By the time she returned home, she dropped her birth names Francis Abigail Olufunmilayo Thomas and preferred to speak Yoruba.
On 20 January 1925, she married the Reverend Israel Oludotun Ransome-Kuti. He also defended the commoners and was one of the founders of both the Nigeria Union of Teachers and of the Nigerian Union of Students.
Funmilayo Ransome-Kuti began her active participation in feminism when she created the Abeokuta Ladies Club (ALC), which later became the Women’s Union of Abeokuta (AWU). She created this group to promote gender equality, and to raise awareness against the injustice that women were receiving.
Imprisoned in 1947 for protesting against unfair treatment towards women, Ransome-Kuti and her followers also led the charge to abdicate a corrupt local leader.
She took part in the pre-independence conferences that laid the groundwork for Nigeria’s First Republic and was one of the delegates who negotiated Nigeria’s independence with the British government. She was also a high ranking member of the National Council of Nigeria and the Cameroons.
Ransome-Kuti received the national honour of membership in the Order of the Niger in 1965. The University of Ibadan bestowed upon her the honorary doctorate of laws in 1968.
In 1978 Ransome-Kuti was thrown from a third-floor window in her son Fela’s compound, she lapsed into a coma in February of that year and died on 13 April 1978 as a result of her injuries.
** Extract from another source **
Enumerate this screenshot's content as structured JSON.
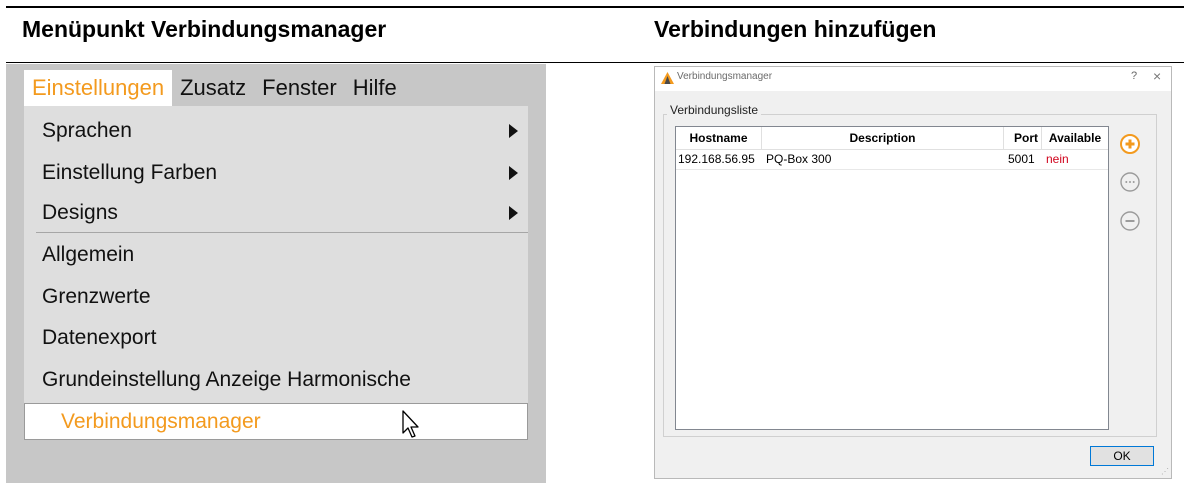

Her children – Dolupo, Beko, Olikoye, and Fela who also became leaders in education, healthcare, and music, also continued their mother’s legacy of activism and advocacy.
The Doodle by the technology giant is a special, temporary alteration of the logo on Google’s homepages intended to commemorate holidays, events, achievements and notable historical figures.